RECORDS SHOWN:
- - -

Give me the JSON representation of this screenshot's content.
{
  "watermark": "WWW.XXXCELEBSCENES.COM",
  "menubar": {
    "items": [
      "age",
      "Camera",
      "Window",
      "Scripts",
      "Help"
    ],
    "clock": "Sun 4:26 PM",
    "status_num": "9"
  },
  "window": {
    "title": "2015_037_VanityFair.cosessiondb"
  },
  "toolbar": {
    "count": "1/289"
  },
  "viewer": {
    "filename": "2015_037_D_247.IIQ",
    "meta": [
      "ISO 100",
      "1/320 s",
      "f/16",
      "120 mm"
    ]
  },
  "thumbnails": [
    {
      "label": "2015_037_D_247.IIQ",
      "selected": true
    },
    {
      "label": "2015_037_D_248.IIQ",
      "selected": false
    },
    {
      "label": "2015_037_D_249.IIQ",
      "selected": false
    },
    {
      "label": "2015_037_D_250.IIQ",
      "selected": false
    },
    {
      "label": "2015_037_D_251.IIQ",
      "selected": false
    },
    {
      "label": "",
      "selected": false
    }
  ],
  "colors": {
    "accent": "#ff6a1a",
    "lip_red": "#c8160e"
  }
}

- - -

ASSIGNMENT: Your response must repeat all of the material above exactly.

EXERCISE OUTPUT:
Give me the JSON representation of this screenshot's content.
{
  "watermark": "WWW.XXXCELEBSCENES.COM",
  "menubar": {
    "items": [
      "age",
      "Camera",
      "Window",
      "Scripts",
      "Help"
    ],
    "clock": "Sun 4:26 PM",
    "status_num": "9"
  },
  "window": {
    "title": "2015_037_VanityFair.cosessiondb"
  },
  "toolbar": {
    "count": "1/289"
  },
  "viewer": {
    "filename": "2015_037_D_247.IIQ",
    "meta": [
      "ISO 100",
      "1/320 s",
      "f/16",
      "120 mm"
    ]
  },
  "thumbnails": [
    {
      "label": "2015_037_D_247.IIQ",
      "selected": true
    },
    {
      "label": "2015_037_D_248.IIQ",
      "selected": false
    },
    {
      "label": "2015_037_D_249.IIQ",
      "selected": false
    },
    {
      "label": "2015_037_D_250.IIQ",
      "selected": false
    },
    {
      "label": "2015_037_D_251.IIQ",
      "selected": false
    },
    {
      "label": "",
      "selected": false
    }
  ],
  "colors": {
    "accent": "#ff6a1a",
    "lip_red": "#c8160e"
  }
}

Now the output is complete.